Peter Parker is the crown jewel of the Marvel Universe.
This was, and still is my argument as to why the Peter Parker version of Spider-Man should've been introduced into the Marvel Cinematic Universe first. As the most popular character not only from Marvel, but possibly in all of comics, to not have Parker in the MCU felt like an empty spot that needed to be filled. So when the infamous Sony Leaks from a couple years ago showed that the studio was working towards making a deal with Marvel to share the character, it was hard not to be excited at the very possibility.
There were those who felt that maybe we had too much Peter Parker and it was time to move onto something new. That new being Miles Morales.
Of course people who demanded purity in their characters scoffed at the notion, and to be honest, I was among that number. It wasn't that I disliked Morales as a character, quite the contrary, but what I didn't like was the idea that Peter Parker, the conscience of the Marvel Universe, was going to be thrown on a shelf in favor of a character with limited history.
So imagine my surprise that when the long-awaited trailer for the Marvel Studios-produced Spider-Man: Homecoming premiered last night, part of me was fairly horrified by what I saw. Why, you might ask?

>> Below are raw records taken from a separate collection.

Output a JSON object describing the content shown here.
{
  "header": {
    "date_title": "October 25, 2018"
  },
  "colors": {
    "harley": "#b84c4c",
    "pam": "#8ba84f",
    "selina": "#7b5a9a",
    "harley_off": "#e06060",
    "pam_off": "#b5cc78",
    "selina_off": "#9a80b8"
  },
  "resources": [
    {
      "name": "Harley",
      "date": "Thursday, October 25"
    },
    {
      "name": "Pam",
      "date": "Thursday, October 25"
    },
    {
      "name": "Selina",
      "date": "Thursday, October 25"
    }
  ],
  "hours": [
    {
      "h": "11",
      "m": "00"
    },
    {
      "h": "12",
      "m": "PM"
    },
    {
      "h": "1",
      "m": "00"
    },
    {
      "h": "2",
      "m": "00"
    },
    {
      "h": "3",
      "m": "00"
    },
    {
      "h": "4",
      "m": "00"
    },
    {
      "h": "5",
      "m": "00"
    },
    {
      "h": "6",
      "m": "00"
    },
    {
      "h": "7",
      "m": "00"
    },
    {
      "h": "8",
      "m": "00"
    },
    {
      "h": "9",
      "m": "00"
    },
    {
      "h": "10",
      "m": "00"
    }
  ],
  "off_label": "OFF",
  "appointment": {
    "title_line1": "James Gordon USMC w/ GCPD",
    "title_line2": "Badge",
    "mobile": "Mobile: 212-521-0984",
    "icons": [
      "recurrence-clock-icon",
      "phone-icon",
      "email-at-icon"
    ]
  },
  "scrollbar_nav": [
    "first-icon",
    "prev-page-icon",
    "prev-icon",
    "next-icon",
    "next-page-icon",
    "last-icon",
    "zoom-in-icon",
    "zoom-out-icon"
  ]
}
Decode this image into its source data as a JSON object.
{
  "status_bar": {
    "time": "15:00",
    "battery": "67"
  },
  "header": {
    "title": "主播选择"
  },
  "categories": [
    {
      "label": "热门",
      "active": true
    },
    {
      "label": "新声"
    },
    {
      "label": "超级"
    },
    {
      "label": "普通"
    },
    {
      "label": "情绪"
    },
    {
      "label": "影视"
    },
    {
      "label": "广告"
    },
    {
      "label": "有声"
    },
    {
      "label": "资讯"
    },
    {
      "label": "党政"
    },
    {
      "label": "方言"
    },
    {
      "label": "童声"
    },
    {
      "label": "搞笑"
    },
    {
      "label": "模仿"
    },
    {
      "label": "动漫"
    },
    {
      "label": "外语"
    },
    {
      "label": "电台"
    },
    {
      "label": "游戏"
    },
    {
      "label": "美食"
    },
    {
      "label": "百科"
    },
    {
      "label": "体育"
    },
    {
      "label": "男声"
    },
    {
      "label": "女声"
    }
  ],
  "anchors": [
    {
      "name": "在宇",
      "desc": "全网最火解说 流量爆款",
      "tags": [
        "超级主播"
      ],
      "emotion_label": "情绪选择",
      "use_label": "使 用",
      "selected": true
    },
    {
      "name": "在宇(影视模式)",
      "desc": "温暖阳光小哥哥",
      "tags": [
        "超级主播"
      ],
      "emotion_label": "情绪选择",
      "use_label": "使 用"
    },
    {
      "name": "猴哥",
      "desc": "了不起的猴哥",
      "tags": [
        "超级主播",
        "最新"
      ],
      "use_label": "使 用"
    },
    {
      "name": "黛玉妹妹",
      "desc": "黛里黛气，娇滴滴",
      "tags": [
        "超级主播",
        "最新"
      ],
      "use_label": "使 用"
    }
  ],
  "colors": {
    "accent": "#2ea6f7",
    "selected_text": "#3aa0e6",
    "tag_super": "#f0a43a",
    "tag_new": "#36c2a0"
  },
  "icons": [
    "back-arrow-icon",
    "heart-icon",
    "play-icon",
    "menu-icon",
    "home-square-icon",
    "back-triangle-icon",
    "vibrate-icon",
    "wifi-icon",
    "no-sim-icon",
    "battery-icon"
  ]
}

The trailer, starring Tom Holland, who did one hell of a job in his brief (and possibly unnecessary) time in Captain America: Civil War, showed Peter Parker back in high school, which was the expectation, but what wasn't expected was that instead of the loner Peter Parker that we all grew accustomed to, we now had a Parker who was basically... Miles Morales.
Instead of a young black and Puerto Rican boy struggling to deal with his new-found powers with only the aid of his Asian friend Ganke Lee, and help from Nick Fury and S.H.I.E.L.D. (who supply him with a new costume), we have young Peter Parker, struggling to deal with his new-found powers with only the aid of his Asian friend... Ned Leeds (Jacob Batalon), and help from Tony Stark—son of one of the founders of S.H.I.E.L.D.—who supplies him with a new costume.
See the problem?
This isn't an issue where somehow there's a problem because characters are being portrayed by actors of different races, that's not it. What's extremely troubling and problematic is that instead of making the choice where maybe you do something that changes the status quo, regardless of who may or may not be on board, what you've done is essentially taken everything that made a new and ethnically diverse character who he was and usurped it for a storyline for Peter Parker.
While it's been reported that the Spider-Man animated film that Sony is also producing will actually feature the Morales Spider-Man, it's hard to reconcile how that project can be as different as it needs to be when the live-action film is pretty much his story in everything but name.
Although he's only been around since 2011, Miles Morales, to the surprise of many, has become a rather beloved character, largely because great care was taken to make his story something completely unique to the Peter Parker mythos, providing a character that was more than just a simple race swap in the name of diversity.
Introduced in the Marvel Ultimate Universe following the "death" of that universe's Parker, Morales was everything Parker wasn't. For him, the idea of "Great Power Means Great Responsibility" didn't resonate for him. He wasn't a product of some great tragedy, when he received his powers, he had a stable home and good friends. Unlike Parker, Morales wasn't an outcast, he was mildly popular. When he received his powers, he didn't want them, and the idea of even being a superhero bothered him.
Sure, in time he came around, especially after witnessing the death of Parker at the hands of the Green Goblin, but his path, his journey, and his friends were the thing that made him unique, and now, in the MCU, that belongs to Peter Parker; and I believe—at first glance—that this only hurts both characters.
I understand wanting to update Parker's story, even if his story, on the whole is relatively timeless. What he faced as a kid, particularly as it pertained to bullying, is even more a hot topic today. In the comics, Parker's story was one defined by struggle and loss. In Spider-Man: Homecoming, he has a fairy godfather in Tony Stark that seems to mitigate all of that.
By usurping Miles Morales' story, it feels like a whitewashing of one character and a complete miscalculation of another.
It doesn't matter that Ned Leeds' is Peter Parker's best friend, even though they never met until they were friendly rivals at the Daily Bugle (which also seems to be missing from this iteration of Spider-Man), it absolutely matters that Ned Leeds is basically Ganke Lee, because this is the sort of appropriation that says, "Hey, we like the story, we like the ideas... but we don't really need the character."
In essence, Miles Morales is being put on the shelf in the same way that I feared Peter Parker would be.
Granted, this may all be irrational, largely because this piece, and others like it only focus a few minutes of a much larger film, but when there's this much that's familiar, it's hard not to look at the result and draw the sort of conclusions that unfortunately become so true.
I haven't given up hope on Spider-Man: Homecoming, I just fear that the sum just isn't going to be larger than the parts stolen from other stories and characters. Only time will tell.